Why you need to take the baby-steps in order to take the giant ones
By Don Skaggs
Inventors and entrepreneurs, by their very nature, are big idea people. When the rest of the world just asks why and wanders off, we ask why not, and then go find a solution. It is both part of the essence of who we are and part of the secret sauce of how we’re able to come up with what we do. But there’s a problem: when you get caught up in big dreams and aspirations, using the very creative talent that likely brought you to your great idea, you can fall into the trap of thinking so big that you forget about the little steps necessary to get you from the place you’re at now to the destination you envision.
A lot of people are just wired this way, and if you are - you know exactly what I’m talking about. You have 6 new ideas before breakfast, and by lunch you’ve got six more. When that creative wave hits you, it just hits you. Many of you are probably like me and try to write them down and save & sort through later. When later comes, you may be as perplexed as you were when you first thought of them. Which one do I work on first? Should I try and do them all at once? How do I know which one will be successful? These are questions that I hear a lot from inventors and entrepreneurs at the Inventors Council. Not to worry; we’ve all been there, and we can help.
If you’re faced with this quandary, however, ask yourself this: Which one is your lowest-hanging fruit? Which idea is the easiest and fastest for you to prototype, ramp-up and get to license or market? Is it the one that will take tens of thousands to build and sell? Or is it the one you can make and sell a smaller number quickly, easily and cheaply to prove your market? If you pick the fast/cheap/easy one first, it will do two things for you.
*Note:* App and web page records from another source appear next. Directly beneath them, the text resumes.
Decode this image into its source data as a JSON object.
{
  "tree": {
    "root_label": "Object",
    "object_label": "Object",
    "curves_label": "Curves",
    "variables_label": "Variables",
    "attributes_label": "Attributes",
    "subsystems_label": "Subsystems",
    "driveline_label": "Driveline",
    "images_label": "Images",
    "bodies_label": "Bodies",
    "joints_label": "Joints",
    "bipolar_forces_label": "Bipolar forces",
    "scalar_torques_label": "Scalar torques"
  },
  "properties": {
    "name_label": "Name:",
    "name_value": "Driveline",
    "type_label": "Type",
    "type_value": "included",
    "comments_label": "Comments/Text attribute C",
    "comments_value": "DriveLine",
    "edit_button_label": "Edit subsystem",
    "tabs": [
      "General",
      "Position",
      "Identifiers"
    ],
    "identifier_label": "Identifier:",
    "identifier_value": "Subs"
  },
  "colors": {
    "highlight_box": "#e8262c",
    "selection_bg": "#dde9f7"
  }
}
First, it gives you a chance to make more money (& gain experience) in less time than the others. If you’re successful it also gives you more resources, which in turn gives you a longer reach to the next idea that was a little further up the tree. What if the idea turns out to not be successful? Then you will have spent less of your time and money, but will have gained more of the precious wisdom necessary to try and reach the next idea. If you’re going to fail (and we all do), fail fast and fail cheap.
How Tall is Your Ladder?
Picture a tall tree. And on that tree are all kinds of fruit, some high and near the top and some closer to the ground. These fruits represent your ideas, and their distance from the ground represent how much time, effort and money it will cost you to get each up and running. Now picture your ladder. This isn’t just any ladder; this is the ladder that represents your resources. It includes what you are able to put into your idea: your time, money, and wisdom (which includes how familiar you are with the product, the industry, the market, implementation, etc.). For some it may be a tall ladder that reaches high. For others, it may just be a short stepladder. The good news is that with fruit all over the tree from top to bottom, you can reach some with either.
So yes, do aim for the stars. You never know if you might actually grab one. But in the meantime don’t forget to first grab some of that low-hanging fruit that is currently within your reach. It may be just exactly what you need to keep you from going hungry on your way to the stars.
Don Skaggs is President of the Inventors Network KY, which includes the Inventors Council Louisville, a non-profit dedicated to helping inventors & entrepreneurs through education, engagement and empowerment. Free meetings on the first Thursday of every month. http://KYInventors.org